Large windows, an open-air room, and other architectural elements make for a versatile and beautiful retirement home.
This retirement home in Ontario, Canada, required intensive site preparation to deal with massive boulders, trees, and grade changes. Built for the possibility of single-floor living and aging in place, the home’s notable features are its modern mix of wood and powder-coated steel, the wood-burning Rumford fireplace, and the year-round unscreened outdoor room, which has a floor-drainage assembly meant to offer multiple lines of defense against moisture intrusion.
John O’Connor and his partner, Rick Hayward, have spent years boating on Lake Huron in Ontario, Canada. When it came time to build what will be their retirement home, they chose a slice of land on the banks of Georgian Bay. Riddled with massive boulders—pieces of what Ontario Parks calls “the folded roots of ancient mountains”—the site’s preparation was intensive. Sloped topography and an electrical utility right-of-way further complicated the building plans.
The conditions resulted in the house’s long, thin form, which O’Connor, an architect, designed to take full advantage of both the lake view and the surrounding forest. The 22-ft. span, in combination with large-format lift-and-slide windows, also supports natural ventilation. O’Connor’s overall intention was to keep the structure simple and the maintenance requirements to a minimum. He integrated custom detailing to give the home a refined character, and a nautical theme runs throughout.
Making the grade
Once the necessary trees were cleared, the site was graded to allow for gradual transitions from front to back and reduce the need for stairs—an age-in-place strategy. Incorporating a septic system so close to the water required ingenuity. O’Connor decided to elevate the grade around the septic tank using backfill from the excavation. This resulted in a berm that helped establish the desired grade change from the deck down to the waterfront. It also protects the open storage area/workshop beneath the deck from inclement weather. To blend the septic zone more thoroughly into the landscape, they seeded the area with wildflowers and maneuvered boulders into place for seating. At the front of the house, they built up the grade to create a generous level area.
A year-round outdoor room
After two decades spent designing houses for clients, O’Connor was excited to explore the limits of what could be done in the name of outdoor living. His vision took the shape of an open-air room that serves a number of functions, and is arguably the home’s most enjoyable feature. The porcelain-tiled space joins the lakeside deck and forest-side garden, while separating the guest room from the main living area and master suite. In winter it houses stacked firewood and is used as a mudroom (the dogs love it). The original design called for summer screens, but the consistent lake breeze keeps the room insect-free, so they were forfeited. “This would be a hard sell with most clients,” O’Connor admits. “They’d want it glassed in and wouldn’t have the patience for all of [what] went into constructing it.”
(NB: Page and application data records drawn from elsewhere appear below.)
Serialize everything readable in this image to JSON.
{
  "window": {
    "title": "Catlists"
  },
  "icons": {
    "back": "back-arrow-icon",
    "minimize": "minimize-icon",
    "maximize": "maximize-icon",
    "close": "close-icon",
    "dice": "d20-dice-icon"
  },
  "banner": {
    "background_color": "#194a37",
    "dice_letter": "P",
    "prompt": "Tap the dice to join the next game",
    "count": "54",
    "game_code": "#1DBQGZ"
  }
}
As boating enthusiasts accustomed to being outdoors in all kinds of weather, the couple is especially fond of dining in this space during thunderstorms. The prefabricated volcanic-rock fireplace was built on concrete block and raised off the floor and has a cantilevered concrete hearth. The chimney is an insulated stainless-steel assembly; on the exterior, shelving displays the homeowners’ rock collection. This detail is a nod to regional chimneys built using on-site stone. O’Connor describes them as “Cocoa Puff chimneys,” noting they are not right for a modern house. But because he appreciates the local geology—which includes shale, sandstone, and limestone and is known for its many color variations—he was keen to incorporate it.
From Fine Homebuilding #300
To read the entire article, please click the View PDF button below.